Or so we thought.
Wisdorf, lined up on the left side of the line, ducked under an oncoming tackle and drove his left shoulder into the midsection of Mizzou running back Larry Rountree. The ball popped loose and into the arms of Wyoming's Alijah Halliburton, who sprinted down the west sideline before being drug down at the 11-yard line.
Wyoming capitalized, adding three points to the scoreboard and taking a 27-17 lead into the locker room.
What if Wisdorf doesn't make that stick? Do the Cowboys pull off the stunner?
Less than a month later, Wyoming hosted Mountain West rival, UNLV. Before the half, Wisdorf and his teammates were making their way to the locker room. Head coach Craig Bohl stopped Wisdorf and told him to stay on the field.
Confused, the voice over the loud speaker called Wisdorf's attention to the jumbo tron. There, his brother Jordan Wisdorf had a message for him from his station in Afghanistan. The moment brought the capacity crowd to its feet. Tears and cheers filled Wyoming's home stadium.
"It gave me goose bumps,” Wisdorf said that night. “I’d be lying if I said I wasn’t holding back tears.

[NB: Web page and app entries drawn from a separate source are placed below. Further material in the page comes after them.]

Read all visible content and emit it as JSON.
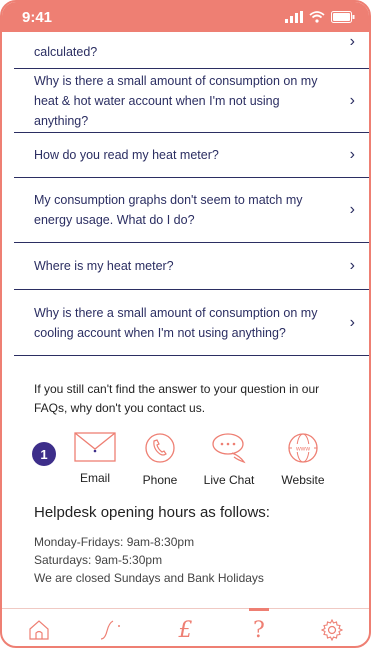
{
  "status_bar": {
    "time": "9:41"
  },
  "faq": {
    "partial_item": "calculated?",
    "items": [
      "Why is there a small amount of consumption on my heat & hot water account when I'm not using anything?",
      "How do you read my heat meter?",
      "My consumption graphs don't seem to match my energy usage. What do I do?",
      "Where is my heat meter?",
      "Why is there a small amount of consumption on my cooling account when I'm not using anything?"
    ]
  },
  "contact": {
    "intro": "If you still can't find the answer to your question in our FAQs, why don't you contact us.",
    "badge": "1",
    "options": [
      "Email",
      "Phone",
      "Live Chat",
      "Website"
    ],
    "icon_names": [
      "envelope-icon",
      "phone-icon",
      "chat-bubble-icon",
      "www-globe-icon"
    ]
  },
  "helpdesk": {
    "title": "Helpdesk opening hours as follows:",
    "lines": [
      "Monday-Fridays: 9am-8:30pm",
      "Saturdays: 9am-5:30pm",
      "We are closed Sundays and Bank Holidays"
    ]
  },
  "tabs": {
    "icons": [
      "home-icon",
      "graph-icon",
      "pound-icon",
      "question-icon",
      "settings-icon"
    ],
    "active": "question-icon"
  },
  "colors": {
    "accent": "#ee7f73",
    "navy": "#2b2e62",
    "badge": "#3d2e8a"
  }
}
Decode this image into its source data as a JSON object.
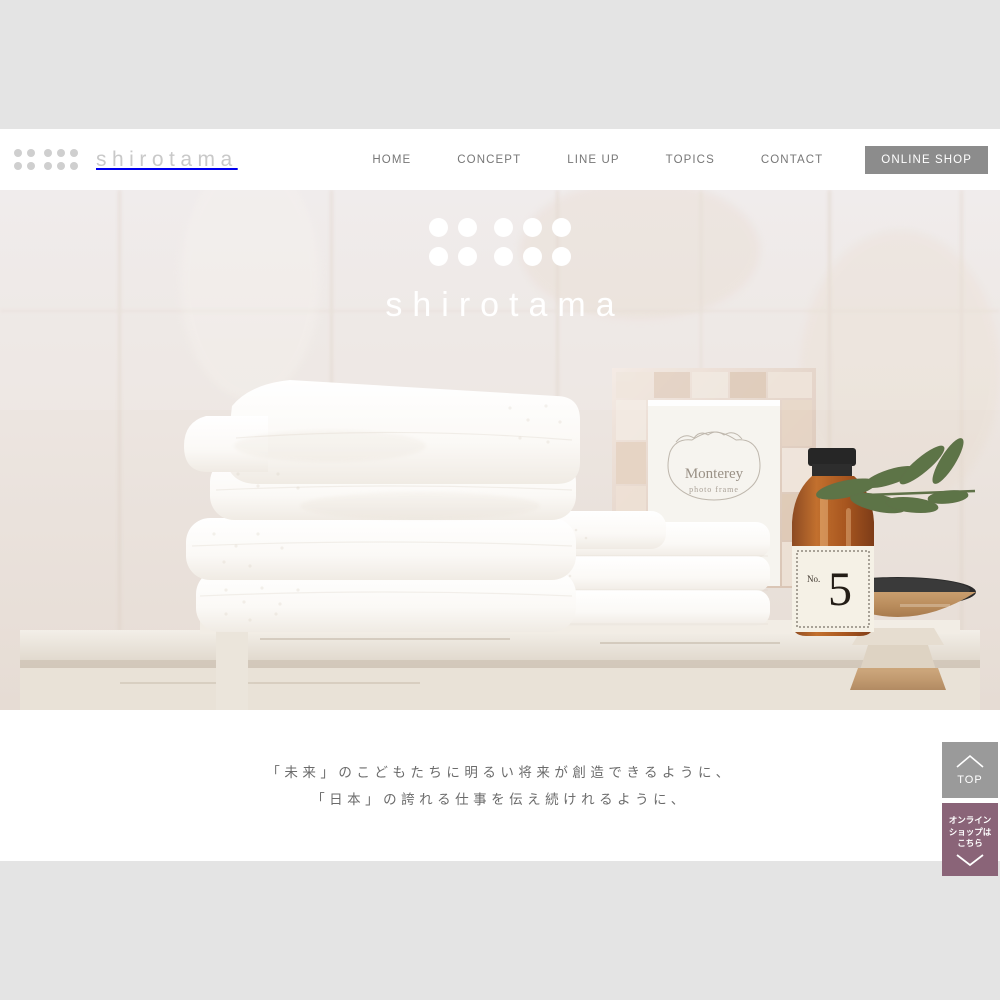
{
  "page": {
    "background_color": "#e4e4e4",
    "content_background": "#ffffff"
  },
  "header": {
    "brand_name": "shirotama",
    "logo_icon": "six-dots-logo-icon",
    "nav_items": [
      {
        "label": "HOME",
        "name": "nav-home"
      },
      {
        "label": "CONCEPT",
        "name": "nav-concept"
      },
      {
        "label": "LINE UP",
        "name": "nav-line-up"
      },
      {
        "label": "TOPICS",
        "name": "nav-topics"
      },
      {
        "label": "CONTACT",
        "name": "nav-contact"
      }
    ],
    "shop_button_label": "ONLINE SHOP",
    "shop_button_color": "#8c8c8c"
  },
  "hero": {
    "logo_icon": "six-dots-logo-icon",
    "brand_name": "shirotama",
    "photo_description": "Stack of white folded towels on a distressed white wooden bench with a Monterey mother-of-pearl photo frame, wooden pedestal bowls, an amber No.5 apothecary bottle and an olive branch against whitewashed shiplap wall",
    "frame_title": "Monterey",
    "frame_subtitle": "photo frame",
    "bottle_label": "No. 5"
  },
  "tagline": {
    "line1": "「未来」のこどもたちに明るい将来が創造できるように、",
    "line2": "「日本」の誇れる仕事を伝え続けれるように、"
  },
  "side_rail": {
    "top_button": {
      "label": "TOP",
      "icon": "chevron-up-icon",
      "color": "#9a9a9a"
    },
    "shop_button": {
      "line1": "オンライン",
      "line2": "ショップは",
      "line3": "こちら",
      "icon": "chevron-down-icon",
      "color": "#8a6478"
    }
  }
}
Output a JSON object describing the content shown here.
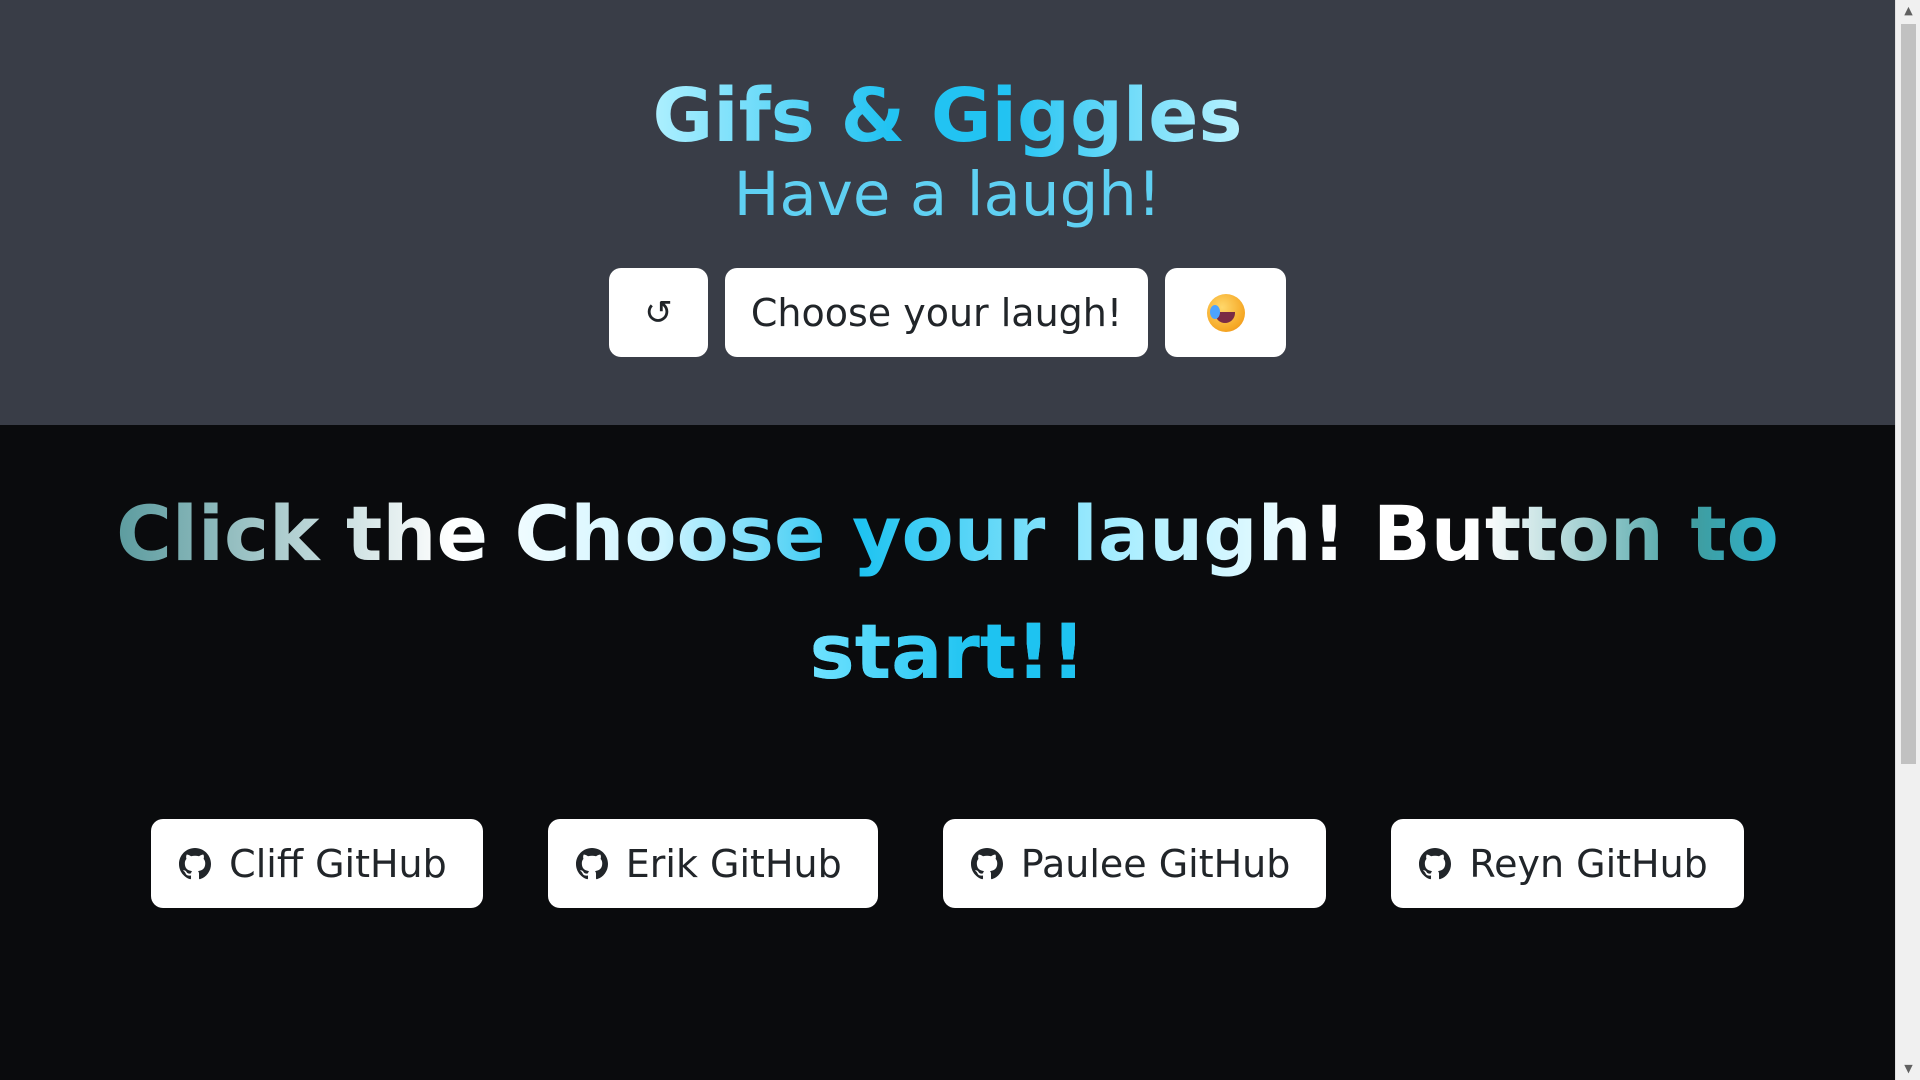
{
  "header": {
    "title": "Gifs & Giggles",
    "subtitle": "Have a laugh!",
    "refresh_label": "↺",
    "choose_label": "Choose your laugh!",
    "emoji_icon": "rolling-on-floor-laughing-icon"
  },
  "main": {
    "cta_line1": "Click the Choose your laugh! Button to",
    "cta_line2": "start!!"
  },
  "links": [
    {
      "label": "Cliff GitHub",
      "icon": "github-icon"
    },
    {
      "label": "Erik GitHub",
      "icon": "github-icon"
    },
    {
      "label": "Paulee GitHub",
      "icon": "github-icon"
    },
    {
      "label": "Reyn GitHub",
      "icon": "github-icon"
    }
  ],
  "colors": {
    "header_bg": "#393d47",
    "page_bg": "#0a0b0d",
    "accent": "#22c3f2",
    "button_bg": "#ffffff"
  }
}
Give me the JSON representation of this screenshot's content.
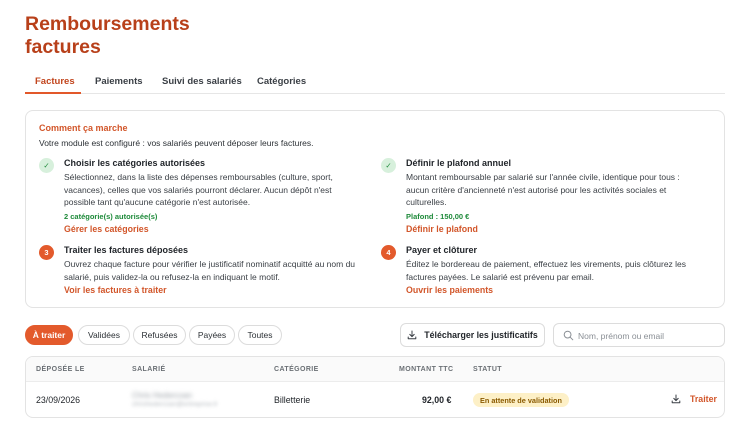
{
  "page": {
    "title_line1": "Remboursements",
    "title_line2": "factures"
  },
  "tabs": [
    {
      "label": "Factures",
      "active": true
    },
    {
      "label": "Paiements",
      "active": false
    },
    {
      "label": "Suivi des salariés",
      "active": false
    },
    {
      "label": "Catégories",
      "active": false
    }
  ],
  "how": {
    "title": "Comment ça marche",
    "subtitle": "Votre module est configuré : vos salariés peuvent déposer leurs factures.",
    "steps": [
      {
        "state": "done",
        "badge": "✓",
        "title": "Choisir les catégories autorisées",
        "description": "Sélectionnez, dans la liste des dépenses remboursables (culture, sport, vacances), celles que vos salariés pourront déclarer. Aucun dépôt n'est possible tant qu'aucune catégorie n'est autorisée.",
        "status": "2 catégorie(s) autorisée(s)",
        "link": "Gérer les catégories"
      },
      {
        "state": "done",
        "badge": "✓",
        "title": "Définir le plafond annuel",
        "description": "Montant remboursable par salarié sur l'année civile, identique pour tous : aucun critère d'ancienneté n'est autorisé pour les activités sociales et culturelles.",
        "status": "Plafond : 150,00 €",
        "link": "Définir le plafond"
      },
      {
        "state": "todo",
        "badge": "3",
        "title": "Traiter les factures déposées",
        "description": "Ouvrez chaque facture pour vérifier le justificatif nominatif acquitté au nom du salarié, puis validez-la ou refusez-la en indiquant le motif.",
        "status": "",
        "link": "Voir les factures à traiter"
      },
      {
        "state": "todo",
        "badge": "4",
        "title": "Payer et clôturer",
        "description": "Éditez le bordereau de paiement, effectuez les virements, puis clôturez les factures payées. Le salarié est prévenu par email.",
        "status": "",
        "link": "Ouvrir les paiements"
      }
    ]
  },
  "filters": [
    {
      "label": "À traiter",
      "active": true
    },
    {
      "label": "Validées",
      "active": false
    },
    {
      "label": "Refusées",
      "active": false
    },
    {
      "label": "Payées",
      "active": false
    },
    {
      "label": "Toutes",
      "active": false
    }
  ],
  "toolbar": {
    "download_label": "Télécharger les justificatifs",
    "search_placeholder": "Nom, prénom ou email",
    "search_value": ""
  },
  "table": {
    "headers": [
      "DÉPOSÉE LE",
      "SALARIÉ",
      "CATÉGORIE",
      "MONTANT TTC",
      "STATUT"
    ],
    "rows": [
      {
        "date": "23/09/2026",
        "employee_name": "Chris Hedercoan",
        "employee_email": "chrishedercoan@entreprise.fr",
        "category": "Billetterie",
        "amount": "92,00 €",
        "status": "En attente de validation",
        "action": "Traiter"
      }
    ]
  },
  "colors": {
    "brand": "#b8401a",
    "accent": "#e35a2c",
    "success": "#1e8a3a",
    "pending_bg": "#fdf0c7"
  }
}
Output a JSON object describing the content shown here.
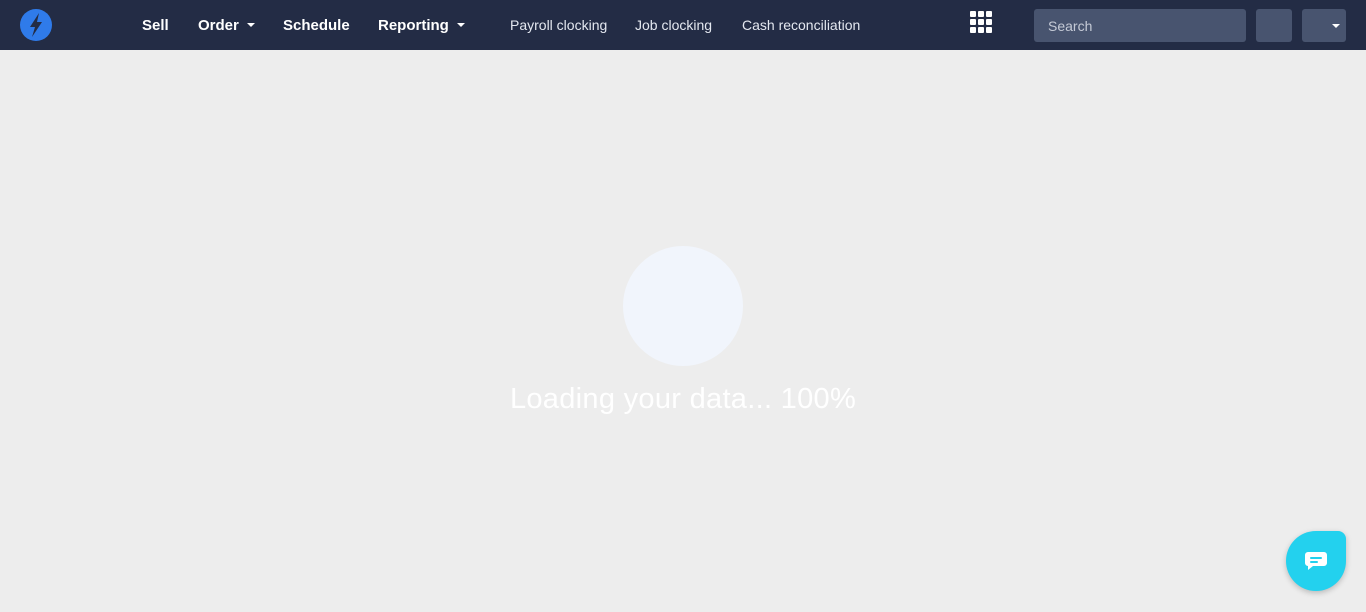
{
  "app": {
    "accent_color": "#2f7bea",
    "topbar_color": "#232c45",
    "logo_icon": "lightning-bolt"
  },
  "nav": {
    "sell": "Sell",
    "order": "Order",
    "schedule": "Schedule",
    "reporting": "Reporting",
    "payroll_clocking": "Payroll clocking",
    "job_clocking": "Job clocking",
    "cash_reconciliation": "Cash reconciliation"
  },
  "search": {
    "placeholder": "Search",
    "value": ""
  },
  "loading": {
    "text": "Loading your data... 100%",
    "progress_percent": 100
  },
  "chat": {
    "icon": "chat-bubble",
    "color": "#23d1ee"
  }
}
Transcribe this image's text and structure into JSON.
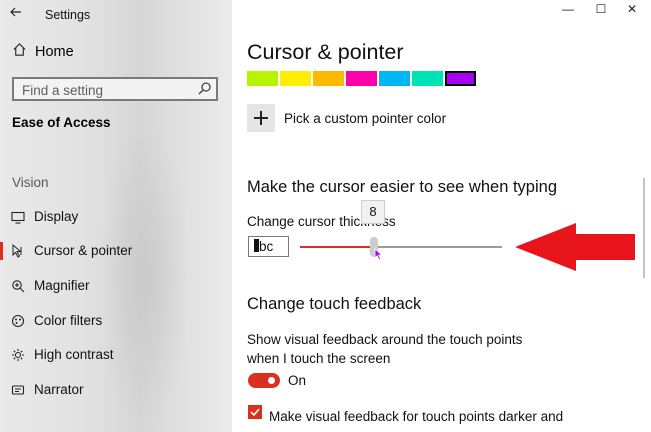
{
  "window": {
    "app_title": "Settings",
    "back_icon": "back-arrow-icon",
    "controls": {
      "minimize": "—",
      "maximize": "☐",
      "close": "✕"
    }
  },
  "sidebar": {
    "home_label": "Home",
    "search_placeholder": "Find a setting",
    "section_title": "Ease of Access",
    "group_label": "Vision",
    "items": [
      {
        "label": "Display",
        "icon": "display-icon"
      },
      {
        "label": "Cursor & pointer",
        "icon": "cursor-pointer-icon",
        "selected": true
      },
      {
        "label": "Magnifier",
        "icon": "magnifier-icon"
      },
      {
        "label": "Color filters",
        "icon": "color-filters-icon"
      },
      {
        "label": "High contrast",
        "icon": "high-contrast-icon"
      },
      {
        "label": "Narrator",
        "icon": "narrator-icon"
      }
    ]
  },
  "main": {
    "title": "Cursor & pointer",
    "pointer_colors": [
      "#b7f400",
      "#ffee00",
      "#ffb900",
      "#ff00a8",
      "#00b7f4",
      "#00e3b7",
      "#a800f4"
    ],
    "selected_color_index": 6,
    "custom_color_label": "Pick a custom pointer color",
    "typing_heading": "Make the cursor easier to see when typing",
    "thickness_label": "Change cursor thickness",
    "preview_text": "bc",
    "thickness": {
      "value": 8,
      "min": 1,
      "max": 20,
      "tooltip": "8"
    },
    "touch_heading": "Change touch feedback",
    "touch_desc_line1": "Show visual feedback around the touch points",
    "touch_desc_line2": "when I touch the screen",
    "toggle_state": "On",
    "checkbox_label": "Make visual feedback for touch points darker and",
    "accent_color": "#d9301f",
    "annotation_arrow_color": "#e8141c"
  }
}
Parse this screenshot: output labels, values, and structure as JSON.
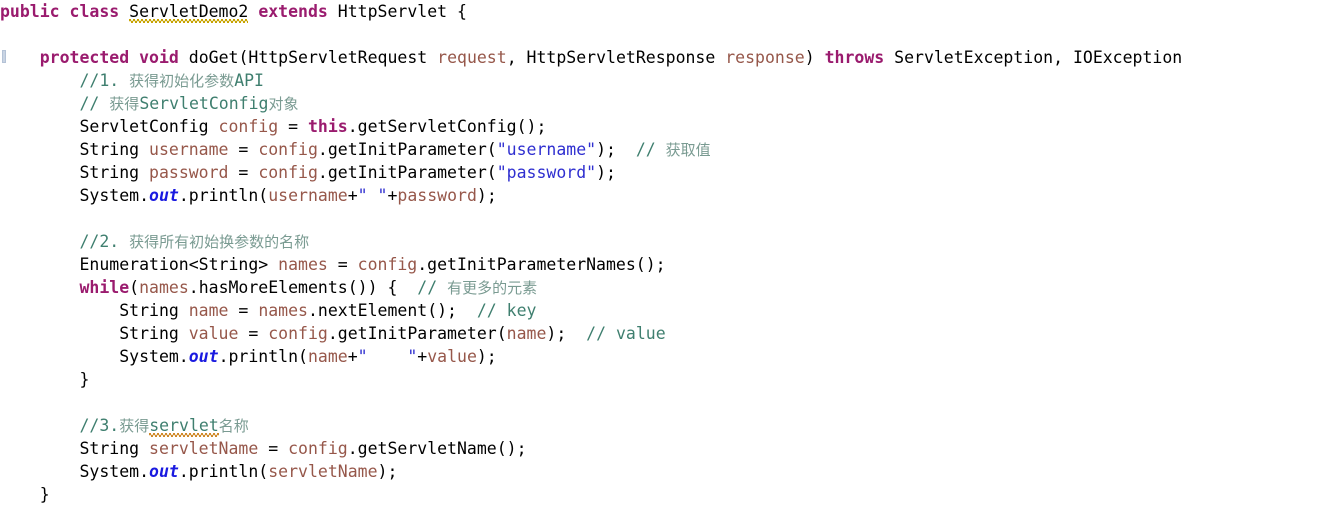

“Ready to get him back. It’s been a long time.”
Jordan's plan was to return to the states for his brother's final game Nov. 30 at Air Force. Unfortunately, Wisdorf would not be suiting up after sustaining that knee injury.
On senior night against Border War rival Colorado State, Wisdorf appeared under the goal posts in a wheel chair. Two days prior, he underwent an extensive surgery. The pain pills had started to wear off by game time.
"I really wanted to come out on crutches and not in a wheel chair," he said. "I just couldn't do it."
With Wilson by his side, Wisdorf rolled out on to the turf at Jonah Field. Wilson, who was also playing his final home game, wore white tape around his wrists. The word "Wiz" was written in black marker.
Because of the extreme cold that night, Wisdorf couldn't be on the sideline with his teammates either. He was forced to watch his team take on the hated Rams from the home locker room.
"That was bittersweet," he said.
Then, as he was being wheeled in, there stood Jordan.
"That meant the world to me," Wisdorf said. "There were a lot of tears. I hadn't seen him in more than a year."
On those days when his knee aches and the pain seems unbearable, it's those thoughts and memories that keep him going. The years of being relegated to a back-up and banging heads on special teams just to see the field doesn't seem quite so bad anymore.
That play against Mizzou, that moment he shared with his brother, both on the big screen and in the locker room, made the journey all seem worth while.
"Hell yeah it was worth it," he said with a smile.